Prompt:
All of the listing, from first line to last, should be output exactly; the pictures stay out.

= Beginning of Section =

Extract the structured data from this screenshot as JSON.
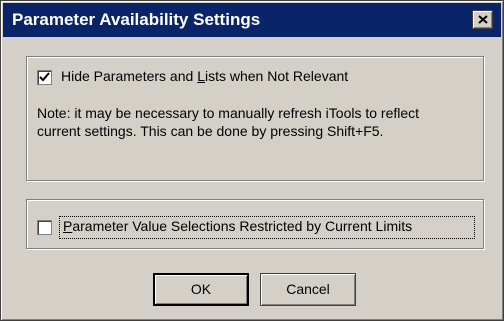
{
  "window": {
    "title": "Parameter Availability Settings"
  },
  "hide_params": {
    "checked": true,
    "label_pre": "Hide Parameters and ",
    "label_accel": "L",
    "label_post": "ists when Not Relevant"
  },
  "note": {
    "text": "Note:  it may be necessary to manually refresh iTools to reflect current settings.  This can be done by pressing Shift+F5."
  },
  "restrict_values": {
    "checked": false,
    "label_accel": "P",
    "label_post": "arameter Value Selections Restricted by Current Limits"
  },
  "buttons": {
    "ok": "OK",
    "cancel": "Cancel"
  },
  "icons": {
    "close": "close-icon",
    "check": "checkmark-icon"
  }
}
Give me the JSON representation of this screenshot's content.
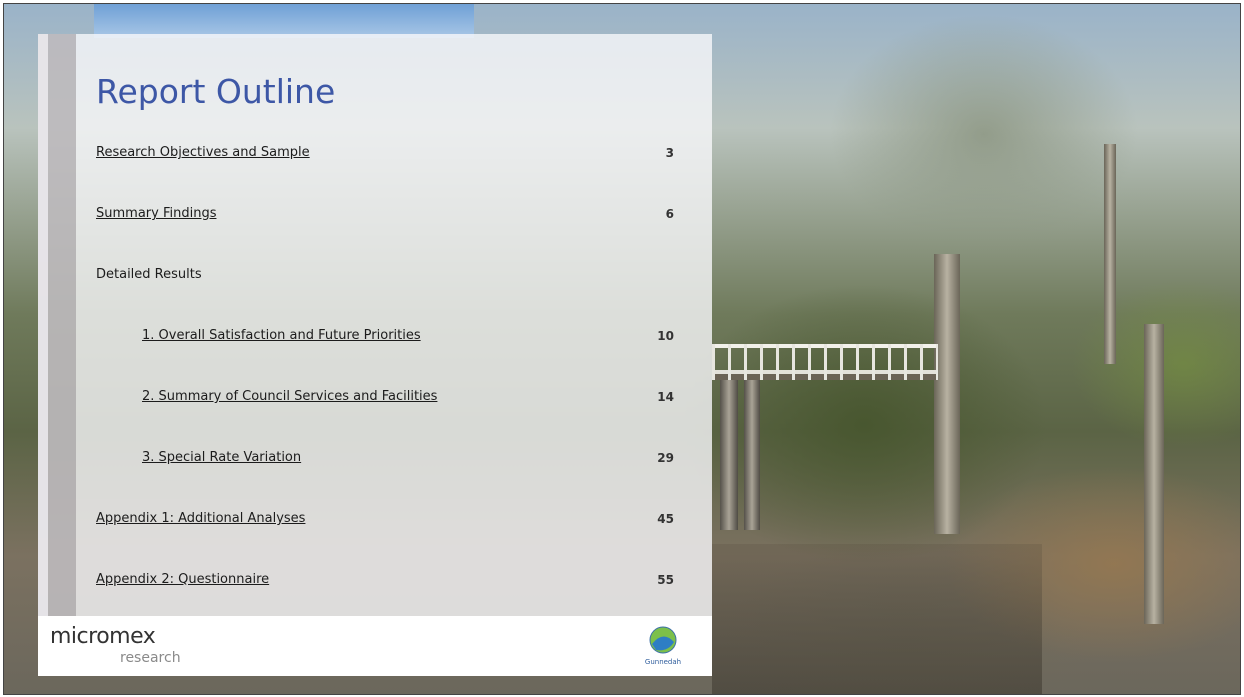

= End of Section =

Result of the task:
Extract the structured data from this screenshot as JSON.
{
  "window": {
    "title": "Parameter Availability Settings"
  },
  "hide_params": {
    "checked": true,
    "label_pre": "Hide Parameters and ",
    "label_accel": "L",
    "label_post": "ists when Not Relevant"
  },
  "note": {
    "text": "Note:  it may be necessary to manually refresh iTools to reflect current settings.  This can be done by pressing Shift+F5."
  },
  "restrict_values": {
    "checked": false,
    "label_accel": "P",
    "label_post": "arameter Value Selections Restricted by Current Limits"
  },
  "buttons": {
    "ok": "OK",
    "cancel": "Cancel"
  },
  "icons": {
    "close": "close-icon",
    "check": "checkmark-icon"
  }
}
Give me the JSON representation of this screenshot's content.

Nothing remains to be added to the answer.